> EXERCISE DIRECTIONS: Could you restate the entries below word for word and leave the images out?

> EXERCISE DATA:
┄┄┄┄┄┄┄┄┄┄
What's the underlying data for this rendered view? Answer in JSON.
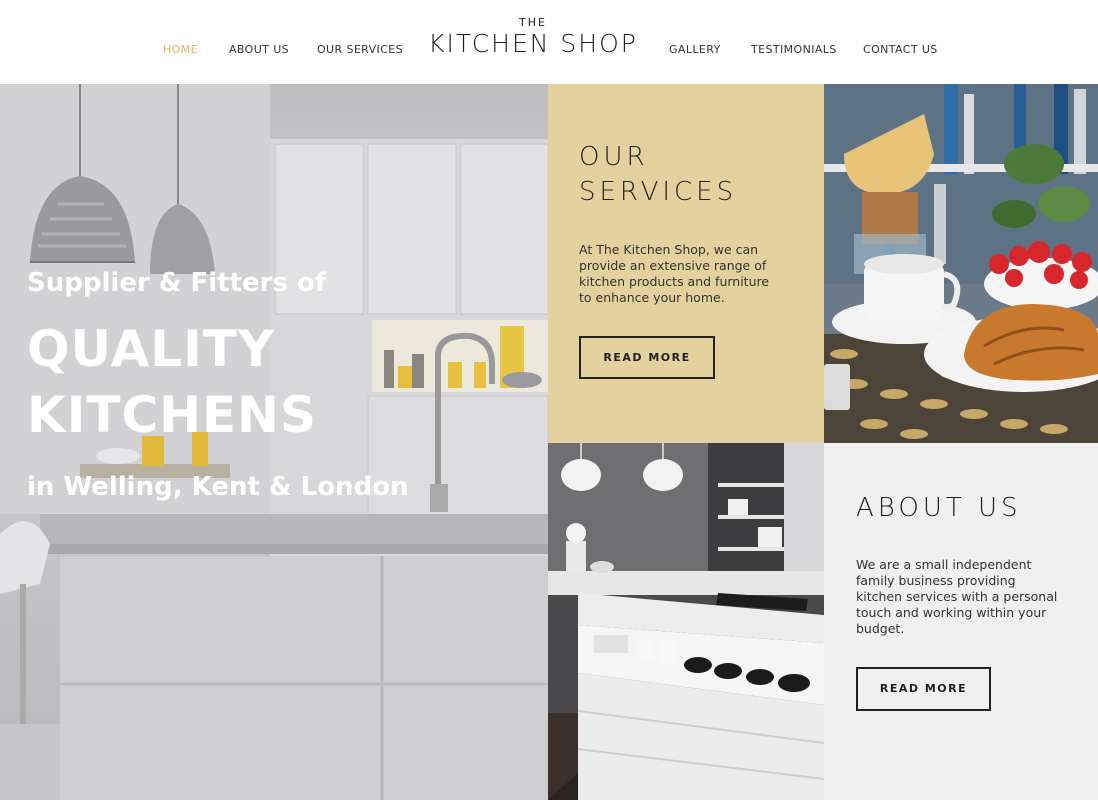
{
  "nav": {
    "items": [
      {
        "label": "HOME",
        "active": true
      },
      {
        "label": "ABOUT US"
      },
      {
        "label": "OUR SERVICES"
      },
      {
        "label": "GALLERY"
      },
      {
        "label": "TESTIMONIALS"
      },
      {
        "label": "CONTACT US"
      }
    ],
    "active_color": "#d9b861"
  },
  "logo": {
    "small": "THE",
    "main": "KITCHEN SHOP"
  },
  "hero": {
    "line1": "Supplier & Fitters of",
    "line2": "QUALITY",
    "line3": "KITCHENS",
    "line4": "in Welling, Kent & London"
  },
  "services": {
    "title_line1": "OUR",
    "title_line2": "SERVICES",
    "text_lines": [
      "At The Kitchen Shop, we can",
      "provide an extensive range of",
      "kitchen products and furniture",
      "to enhance your home."
    ],
    "button": "READ MORE",
    "bg_color": "#e3d29e"
  },
  "about": {
    "title": "ABOUT US",
    "text_lines": [
      "We are a small independent",
      "family business providing",
      "kitchen services with a personal",
      "touch and working within your",
      "budget."
    ],
    "button": "READ MORE",
    "bg_color": "#f0f0f0"
  }
}
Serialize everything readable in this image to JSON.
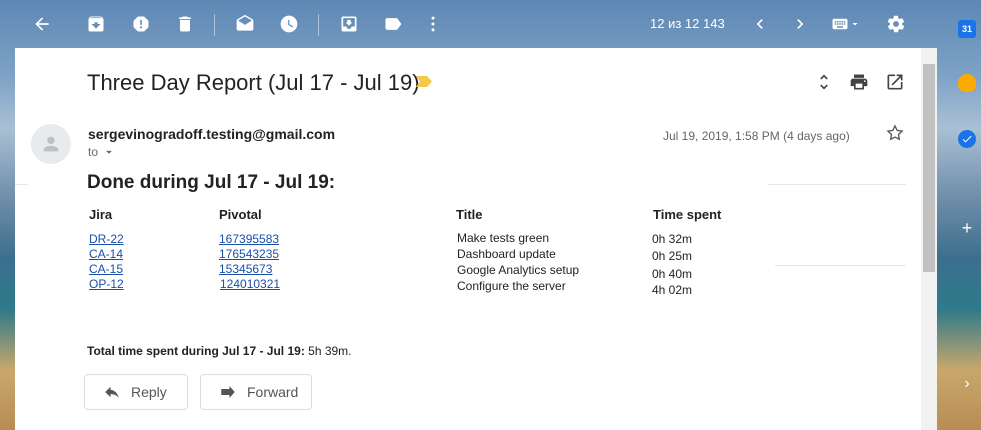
{
  "toolbar": {
    "back_icon": "arrow-left-icon",
    "archive_icon": "archive-icon",
    "spam_icon": "report-spam-icon",
    "delete_icon": "trash-icon",
    "unread_icon": "mark-unread-icon",
    "snooze_icon": "clock-icon",
    "move_icon": "move-to-inbox-icon",
    "label_icon": "label-icon",
    "more_icon": "more-vert-icon",
    "counter": "12 из 12 143",
    "prev_icon": "chevron-left-icon",
    "next_icon": "chevron-right-icon",
    "input_tools_icon": "keyboard-icon",
    "settings_icon": "gear-icon"
  },
  "email": {
    "subject": "Three Day Report (Jul 17 - Jul 19)",
    "sender": "sergevinogradoff.testing@gmail.com",
    "to_label": "to",
    "date": "Jul 19, 2019, 1:58 PM (4 days ago)",
    "report_title": "Done during Jul 17 - Jul 19:",
    "columns": [
      "Jira",
      "Pivotal",
      "Title",
      "Time spent"
    ],
    "rows": [
      {
        "jira": "DR-22",
        "pivotal": "167395583",
        "title": "Make tests green",
        "time": "0h 32m"
      },
      {
        "jira": "CA-14",
        "pivotal": "176543235",
        "title": "Dashboard update",
        "time": "0h 25m"
      },
      {
        "jira": "CA-15",
        "pivotal": "15345673",
        "title": "Google Analytics setup",
        "time": "0h 40m"
      },
      {
        "jira": "OP-12",
        "pivotal": "124010321",
        "title": "Configure the server",
        "time": "4h 02m"
      }
    ],
    "total_label": "Total time spent during Jul 17 - Jul 19:",
    "total_value": "5h 39m."
  },
  "actions": {
    "reply": "Reply",
    "forward": "Forward"
  },
  "side_panel": {
    "calendar_day": "31"
  },
  "colors": {
    "link": "#1a4fa8",
    "importance": "#f2c94c"
  }
}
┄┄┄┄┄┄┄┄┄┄
> WRITTEN SOLUTION:
What's the underlying data for this rendered view? Answer in JSON.
{
  "nav": {
    "items": [
      {
        "label": "HOME",
        "active": true
      },
      {
        "label": "ABOUT US"
      },
      {
        "label": "OUR SERVICES"
      },
      {
        "label": "GALLERY"
      },
      {
        "label": "TESTIMONIALS"
      },
      {
        "label": "CONTACT US"
      }
    ],
    "active_color": "#d9b861"
  },
  "logo": {
    "small": "THE",
    "main": "KITCHEN SHOP"
  },
  "hero": {
    "line1": "Supplier & Fitters of",
    "line2": "QUALITY",
    "line3": "KITCHENS",
    "line4": "in Welling, Kent & London"
  },
  "services": {
    "title_line1": "OUR",
    "title_line2": "SERVICES",
    "text_lines": [
      "At The Kitchen Shop, we can",
      "provide an extensive range of",
      "kitchen products and furniture",
      "to enhance your home."
    ],
    "button": "READ MORE",
    "bg_color": "#e3d29e"
  },
  "about": {
    "title": "ABOUT US",
    "text_lines": [
      "We are a small independent",
      "family business providing",
      "kitchen services with a personal",
      "touch and working within your",
      "budget."
    ],
    "button": "READ MORE",
    "bg_color": "#f0f0f0"
  }
}
Serialize everything readable in this image to JSON.
{
  "toolbar": {
    "back_icon": "arrow-left-icon",
    "archive_icon": "archive-icon",
    "spam_icon": "report-spam-icon",
    "delete_icon": "trash-icon",
    "unread_icon": "mark-unread-icon",
    "snooze_icon": "clock-icon",
    "move_icon": "move-to-inbox-icon",
    "label_icon": "label-icon",
    "more_icon": "more-vert-icon",
    "counter": "12 из 12 143",
    "prev_icon": "chevron-left-icon",
    "next_icon": "chevron-right-icon",
    "input_tools_icon": "keyboard-icon",
    "settings_icon": "gear-icon"
  },
  "email": {
    "subject": "Three Day Report (Jul 17 - Jul 19)",
    "sender": "sergevinogradoff.testing@gmail.com",
    "to_label": "to",
    "date": "Jul 19, 2019, 1:58 PM (4 days ago)",
    "report_title": "Done during Jul 17 - Jul 19:",
    "columns": [
      "Jira",
      "Pivotal",
      "Title",
      "Time spent"
    ],
    "rows": [
      {
        "jira": "DR-22",
        "pivotal": "167395583",
        "title": "Make tests green",
        "time": "0h 32m"
      },
      {
        "jira": "CA-14",
        "pivotal": "176543235",
        "title": "Dashboard update",
        "time": "0h 25m"
      },
      {
        "jira": "CA-15",
        "pivotal": "15345673",
        "title": "Google Analytics setup",
        "time": "0h 40m"
      },
      {
        "jira": "OP-12",
        "pivotal": "124010321",
        "title": "Configure the server",
        "time": "4h 02m"
      }
    ],
    "total_label": "Total time spent during Jul 17 - Jul 19:",
    "total_value": "5h 39m."
  },
  "actions": {
    "reply": "Reply",
    "forward": "Forward"
  },
  "side_panel": {
    "calendar_day": "31"
  },
  "colors": {
    "link": "#1a4fa8",
    "importance": "#f2c94c"
  }
}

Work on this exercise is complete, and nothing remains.